A collage featured in Dennis Busch's Visual Tourette book

Visual Tourette: A book that dives into the multiple universes created by artist Dennis Busch

TWS –Could you share something with our readers that you’d like them to know about you?

DB –I don’t like interviews 😉

TWS –We’ve got your latest book, Visual Tourette, and are interested in learning more about it. Can you begin by discussing the book’s title. Why Visual Tourette?

DB –It’s all about expressing feelings, emotions and impressions as unfiltered and spontaneous as possible. Society, education and self-optimization is giving us a permanent distorted way of dealing with our desires, fears and repressed shadow aspects. I would like to express and integrate them as directly and untamed as possible in their creative wildness through my unfiltered thumbprint. Bombing rays of light from a birthgiving inside-universe into an outside-material-world and vice versa is kind of visual tourette as a human expression in it’s purest possibility.

Dennis Busch, Visual Tourette book cover

TWS –Given the extensive body of work published on Visual Tourette, what was the curatorial approach taken in creating this new book?

DB –Visual Tourette is a kind of hedonistic perpetual-motion-time-travel-machine and is generated like an organic life form through the process of mixing future pasts, current presence and long past ancient aspects of parallel existing future possibilities.

TWS –How do you believe your work has evolved since your previous published book, Include Me Out? Which elements have remained the same, and what new concepts have you incorporated into your artistic language?

DB –It kind of goes in all directions at once. The intensity of permanent awareness inherent in most of my works and the spontaneous will to express this is still a driving force to describe my artistic output. I grow different aspects of my perception with different techniques like backwards skydiving into an endless rainbow bonsai tree. It’s a bit like a secret language that unfortunately only reveals a certain part of its deeper meaning to me in my everyday ordinariness. That means that I mostly don’t understand what I‘m doing, ha ha. I have to open channels and let come uncompromisingly what wants to come. That’s what remains the same and what is changing all the time.

Dennis Busch, Visual Tourette spread

TWS –This book features many images that are not permissible on Instagram due to its censorship policies. To what extent do you believe that artists adapt their work to fit within the confines of what is acceptable to share on social media?
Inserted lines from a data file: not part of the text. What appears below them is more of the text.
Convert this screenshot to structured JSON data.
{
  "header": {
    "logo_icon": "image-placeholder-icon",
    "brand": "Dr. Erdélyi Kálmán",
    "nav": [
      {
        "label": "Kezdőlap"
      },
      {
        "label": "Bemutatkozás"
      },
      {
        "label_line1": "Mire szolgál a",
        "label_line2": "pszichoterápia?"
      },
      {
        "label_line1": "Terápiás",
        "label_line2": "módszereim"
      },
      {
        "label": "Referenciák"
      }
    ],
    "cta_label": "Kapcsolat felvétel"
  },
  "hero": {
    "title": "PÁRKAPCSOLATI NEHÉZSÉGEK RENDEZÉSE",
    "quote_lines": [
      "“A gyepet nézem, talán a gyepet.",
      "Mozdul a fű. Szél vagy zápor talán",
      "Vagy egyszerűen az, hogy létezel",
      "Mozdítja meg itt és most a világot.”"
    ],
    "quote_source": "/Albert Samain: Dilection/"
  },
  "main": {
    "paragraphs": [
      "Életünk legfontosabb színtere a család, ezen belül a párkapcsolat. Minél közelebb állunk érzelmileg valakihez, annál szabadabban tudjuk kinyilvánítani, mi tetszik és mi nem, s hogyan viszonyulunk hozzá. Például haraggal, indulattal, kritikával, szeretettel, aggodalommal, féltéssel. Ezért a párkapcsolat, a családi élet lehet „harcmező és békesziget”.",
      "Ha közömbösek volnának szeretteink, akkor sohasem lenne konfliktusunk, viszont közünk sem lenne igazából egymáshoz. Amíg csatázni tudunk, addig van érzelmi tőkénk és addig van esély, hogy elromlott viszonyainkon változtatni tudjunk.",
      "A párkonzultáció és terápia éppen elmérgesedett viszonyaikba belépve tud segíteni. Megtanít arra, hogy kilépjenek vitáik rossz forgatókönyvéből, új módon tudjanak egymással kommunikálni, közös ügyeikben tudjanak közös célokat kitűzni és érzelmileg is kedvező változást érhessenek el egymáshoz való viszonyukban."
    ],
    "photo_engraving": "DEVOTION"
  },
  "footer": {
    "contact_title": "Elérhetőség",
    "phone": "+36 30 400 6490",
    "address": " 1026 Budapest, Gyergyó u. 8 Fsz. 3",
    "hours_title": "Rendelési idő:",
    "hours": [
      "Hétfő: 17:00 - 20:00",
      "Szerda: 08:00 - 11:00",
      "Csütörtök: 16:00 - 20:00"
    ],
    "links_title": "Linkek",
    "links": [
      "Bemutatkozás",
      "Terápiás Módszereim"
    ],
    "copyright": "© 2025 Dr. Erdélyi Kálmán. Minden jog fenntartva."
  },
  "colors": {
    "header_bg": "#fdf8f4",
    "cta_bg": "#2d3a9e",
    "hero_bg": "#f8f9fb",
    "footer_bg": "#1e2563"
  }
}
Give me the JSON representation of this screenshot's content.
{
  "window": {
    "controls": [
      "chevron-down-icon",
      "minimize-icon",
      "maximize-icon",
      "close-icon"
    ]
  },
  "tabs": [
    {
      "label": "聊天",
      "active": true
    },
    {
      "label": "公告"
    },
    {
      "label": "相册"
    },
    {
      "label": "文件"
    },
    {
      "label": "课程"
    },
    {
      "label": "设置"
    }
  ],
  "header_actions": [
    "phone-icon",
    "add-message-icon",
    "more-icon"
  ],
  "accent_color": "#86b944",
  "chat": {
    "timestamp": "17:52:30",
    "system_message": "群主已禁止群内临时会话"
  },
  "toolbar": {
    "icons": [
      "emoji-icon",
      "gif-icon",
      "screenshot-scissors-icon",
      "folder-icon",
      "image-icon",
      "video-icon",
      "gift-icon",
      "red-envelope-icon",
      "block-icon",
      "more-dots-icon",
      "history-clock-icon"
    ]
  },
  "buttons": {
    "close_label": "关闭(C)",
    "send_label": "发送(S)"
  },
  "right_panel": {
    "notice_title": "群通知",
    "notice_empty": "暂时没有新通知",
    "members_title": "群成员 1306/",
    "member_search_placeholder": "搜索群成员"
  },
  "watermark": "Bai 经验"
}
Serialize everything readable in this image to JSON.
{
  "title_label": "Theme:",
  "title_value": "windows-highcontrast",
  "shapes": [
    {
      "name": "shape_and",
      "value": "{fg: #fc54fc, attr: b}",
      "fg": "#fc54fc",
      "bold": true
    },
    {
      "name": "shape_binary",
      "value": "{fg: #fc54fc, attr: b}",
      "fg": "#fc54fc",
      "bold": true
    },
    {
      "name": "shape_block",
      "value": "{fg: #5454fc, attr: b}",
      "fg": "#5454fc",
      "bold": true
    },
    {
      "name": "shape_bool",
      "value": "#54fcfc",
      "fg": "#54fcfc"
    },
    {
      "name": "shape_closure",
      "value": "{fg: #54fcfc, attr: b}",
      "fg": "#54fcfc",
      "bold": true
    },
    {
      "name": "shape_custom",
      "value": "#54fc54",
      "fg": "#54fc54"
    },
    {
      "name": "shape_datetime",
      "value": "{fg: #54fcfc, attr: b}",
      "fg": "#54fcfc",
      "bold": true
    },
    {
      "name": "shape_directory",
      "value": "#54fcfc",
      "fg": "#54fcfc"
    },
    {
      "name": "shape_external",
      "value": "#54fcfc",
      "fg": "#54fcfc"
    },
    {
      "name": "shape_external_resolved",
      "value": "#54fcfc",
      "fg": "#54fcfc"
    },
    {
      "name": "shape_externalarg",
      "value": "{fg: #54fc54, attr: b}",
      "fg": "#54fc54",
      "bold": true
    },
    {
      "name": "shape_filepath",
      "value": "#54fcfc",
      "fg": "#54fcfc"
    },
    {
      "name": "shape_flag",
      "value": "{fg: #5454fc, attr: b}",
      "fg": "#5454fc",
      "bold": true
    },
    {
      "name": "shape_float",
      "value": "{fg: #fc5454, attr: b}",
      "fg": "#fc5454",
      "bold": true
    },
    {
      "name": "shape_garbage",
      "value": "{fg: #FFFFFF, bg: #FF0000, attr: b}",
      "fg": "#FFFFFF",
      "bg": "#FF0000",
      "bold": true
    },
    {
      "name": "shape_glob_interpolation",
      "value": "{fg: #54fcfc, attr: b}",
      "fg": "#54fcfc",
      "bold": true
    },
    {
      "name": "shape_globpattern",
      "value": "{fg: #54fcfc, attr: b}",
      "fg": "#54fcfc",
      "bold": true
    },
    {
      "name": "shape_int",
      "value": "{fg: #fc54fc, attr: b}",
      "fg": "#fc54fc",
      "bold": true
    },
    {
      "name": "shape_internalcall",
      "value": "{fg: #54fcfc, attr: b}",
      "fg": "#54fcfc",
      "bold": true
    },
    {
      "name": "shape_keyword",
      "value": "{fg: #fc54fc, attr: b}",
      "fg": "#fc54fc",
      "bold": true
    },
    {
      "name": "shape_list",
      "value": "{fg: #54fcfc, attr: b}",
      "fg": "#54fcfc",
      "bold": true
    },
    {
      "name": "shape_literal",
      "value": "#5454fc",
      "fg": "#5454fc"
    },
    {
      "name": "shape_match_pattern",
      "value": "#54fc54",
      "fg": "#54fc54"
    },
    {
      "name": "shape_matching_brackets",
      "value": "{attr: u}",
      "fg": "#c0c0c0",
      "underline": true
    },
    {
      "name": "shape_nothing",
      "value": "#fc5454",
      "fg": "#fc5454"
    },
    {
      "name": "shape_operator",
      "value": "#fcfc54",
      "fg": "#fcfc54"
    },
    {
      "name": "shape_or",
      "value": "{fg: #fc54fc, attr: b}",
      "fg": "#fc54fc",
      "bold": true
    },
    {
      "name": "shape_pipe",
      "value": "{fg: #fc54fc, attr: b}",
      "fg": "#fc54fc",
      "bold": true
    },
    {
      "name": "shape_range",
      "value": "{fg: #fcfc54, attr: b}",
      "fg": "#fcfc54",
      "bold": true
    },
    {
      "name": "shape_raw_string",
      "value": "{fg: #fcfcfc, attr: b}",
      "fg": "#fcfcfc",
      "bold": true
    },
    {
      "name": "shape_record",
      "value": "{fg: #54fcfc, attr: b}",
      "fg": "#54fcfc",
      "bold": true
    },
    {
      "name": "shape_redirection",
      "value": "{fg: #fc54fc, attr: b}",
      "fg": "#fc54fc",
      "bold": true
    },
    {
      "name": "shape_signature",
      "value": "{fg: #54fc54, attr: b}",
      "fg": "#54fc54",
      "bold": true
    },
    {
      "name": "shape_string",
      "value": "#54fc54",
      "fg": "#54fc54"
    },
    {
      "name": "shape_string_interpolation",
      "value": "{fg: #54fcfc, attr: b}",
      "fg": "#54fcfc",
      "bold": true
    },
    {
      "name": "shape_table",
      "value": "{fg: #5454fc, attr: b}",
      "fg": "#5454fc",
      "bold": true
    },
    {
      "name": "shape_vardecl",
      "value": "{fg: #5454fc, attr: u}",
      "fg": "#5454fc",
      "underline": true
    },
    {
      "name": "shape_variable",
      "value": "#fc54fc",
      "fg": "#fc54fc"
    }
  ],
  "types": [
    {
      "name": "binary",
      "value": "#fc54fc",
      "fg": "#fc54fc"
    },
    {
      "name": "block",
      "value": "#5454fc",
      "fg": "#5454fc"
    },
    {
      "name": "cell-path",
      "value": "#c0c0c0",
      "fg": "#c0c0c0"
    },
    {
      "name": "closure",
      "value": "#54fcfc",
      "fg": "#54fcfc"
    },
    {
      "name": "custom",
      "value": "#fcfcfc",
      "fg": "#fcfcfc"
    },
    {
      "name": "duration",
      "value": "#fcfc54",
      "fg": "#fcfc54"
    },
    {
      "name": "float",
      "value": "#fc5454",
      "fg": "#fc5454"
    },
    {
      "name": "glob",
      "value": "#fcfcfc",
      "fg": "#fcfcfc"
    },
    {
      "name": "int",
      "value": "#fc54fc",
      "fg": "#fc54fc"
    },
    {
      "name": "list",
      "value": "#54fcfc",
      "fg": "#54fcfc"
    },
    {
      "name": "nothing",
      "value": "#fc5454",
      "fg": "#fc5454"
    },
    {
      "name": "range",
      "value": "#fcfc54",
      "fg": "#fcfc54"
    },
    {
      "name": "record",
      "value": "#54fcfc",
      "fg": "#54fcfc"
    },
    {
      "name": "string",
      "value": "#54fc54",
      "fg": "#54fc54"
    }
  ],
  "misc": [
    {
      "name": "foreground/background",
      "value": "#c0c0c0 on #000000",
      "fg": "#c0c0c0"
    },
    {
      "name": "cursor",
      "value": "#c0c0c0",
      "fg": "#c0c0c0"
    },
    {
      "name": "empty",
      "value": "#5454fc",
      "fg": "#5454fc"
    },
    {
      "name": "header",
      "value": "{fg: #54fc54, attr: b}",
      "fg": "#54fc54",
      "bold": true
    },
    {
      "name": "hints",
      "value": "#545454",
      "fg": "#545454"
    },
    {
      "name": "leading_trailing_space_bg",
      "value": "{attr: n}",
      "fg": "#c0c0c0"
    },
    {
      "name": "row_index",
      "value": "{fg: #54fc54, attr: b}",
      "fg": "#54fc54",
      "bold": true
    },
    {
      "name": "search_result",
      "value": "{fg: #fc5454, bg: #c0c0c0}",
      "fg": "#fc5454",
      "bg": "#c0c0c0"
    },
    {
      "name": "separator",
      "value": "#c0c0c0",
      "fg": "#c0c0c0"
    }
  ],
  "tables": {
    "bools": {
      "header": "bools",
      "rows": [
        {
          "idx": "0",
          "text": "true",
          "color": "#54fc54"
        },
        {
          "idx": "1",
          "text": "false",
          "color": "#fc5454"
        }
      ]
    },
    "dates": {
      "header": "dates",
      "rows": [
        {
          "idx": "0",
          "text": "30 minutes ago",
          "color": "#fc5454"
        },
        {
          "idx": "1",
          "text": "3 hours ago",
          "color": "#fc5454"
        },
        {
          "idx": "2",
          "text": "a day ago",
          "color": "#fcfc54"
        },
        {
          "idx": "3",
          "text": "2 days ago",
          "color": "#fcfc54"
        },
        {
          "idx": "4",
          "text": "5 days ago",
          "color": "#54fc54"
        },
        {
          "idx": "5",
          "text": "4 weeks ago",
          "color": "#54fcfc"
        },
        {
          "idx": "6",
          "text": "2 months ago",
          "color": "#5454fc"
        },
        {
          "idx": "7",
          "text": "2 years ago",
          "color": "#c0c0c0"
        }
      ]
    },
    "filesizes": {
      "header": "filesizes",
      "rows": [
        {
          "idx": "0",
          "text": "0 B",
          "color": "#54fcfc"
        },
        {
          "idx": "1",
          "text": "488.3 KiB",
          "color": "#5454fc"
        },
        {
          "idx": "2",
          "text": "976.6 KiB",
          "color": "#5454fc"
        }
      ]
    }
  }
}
DB –Social media is a mirror of our own self-control. We create a world within a world as we please, but with bizzare compromises. Sexuality and nudity are natural expressions of creative power and should be allowed to be expressed visually in imagery in a playful and ubiquitous manner. The more forbidden the imagery of nudity and sexuality seems to be, the more important it is for the artist to remind people where our wonderful journey started and to remind us of the power inherent in sexuality as an ultimate creative power.

Dennis Busch, Visual Tourette spreads

TWS –Your collages combine contrasting forces that create the conceptual tension that makes your collages so powerful. They are playful and humorous, yet they also convey a sense of rawness and criticism. Could you elaborate on the ideas that you seek to express through your work?

DB –It is not easy to answer this question, especially since I am often not even aware of where the border between the opposing poles runs, which I often do not even recognize as such. There is a creative power of suggestion that acts as the heart in this image- forming system and makes me the co-creator of my own world and at the same time allows me to reflect on it constantly and, like a kaleidosop is going mad, creates new patterns and lifeforms which i have to reflect and reform again and again.

TWS –There’s something of the contemporary language of memes that inhabits your work: harsh messages told with humor and careless cruelty. How do you relate to this notion?

DB –I’m a child of my time, ha ha. Sometimes you have to feed the hand that bites you.

Dennis Busch, Visual Tourette spread

TWS –Your collages integrate a diverse range of materials and techniques, including paint, post-it notes, and felt markers. Could you discuss your experimentation with materials and how this has become a fundamental part of your artistic DNA?

DB –It’s all about creative freedom and how I like to express it in a pure and sometimes raw and primitive way. I have a few different techniques, favorite materials, and approaches to how I’m going to peel the magic apple. It always depends on the source material which technique I choose for every single special moment. I like it most when I can trust my intuition unconditionally. I love to let myself fall into the respective image like a deep sea diver into the open sky.

Dennis Busch, Visual Tourette spread

TWS –In the age of social media and digital content, what motivates you to continue publishing books?

DB –I love books and everything I can touch with my hands. I love all the worlds I can create with my eyes and all the fantastic things I can do with my human body. It’s a great feeling to transform a beautiful dream into manifest matter. That’s why I’m publishing this book right now.

TWS –Finally, is there any final thought that you’d like to share with the TWS audience?

DB – Love Conquers All / Make Some Noise ~*~

Learn more about Dennis’ work and new book via his Instagram profile and DM him to get one of the limited copies he has printed. This book is a must have!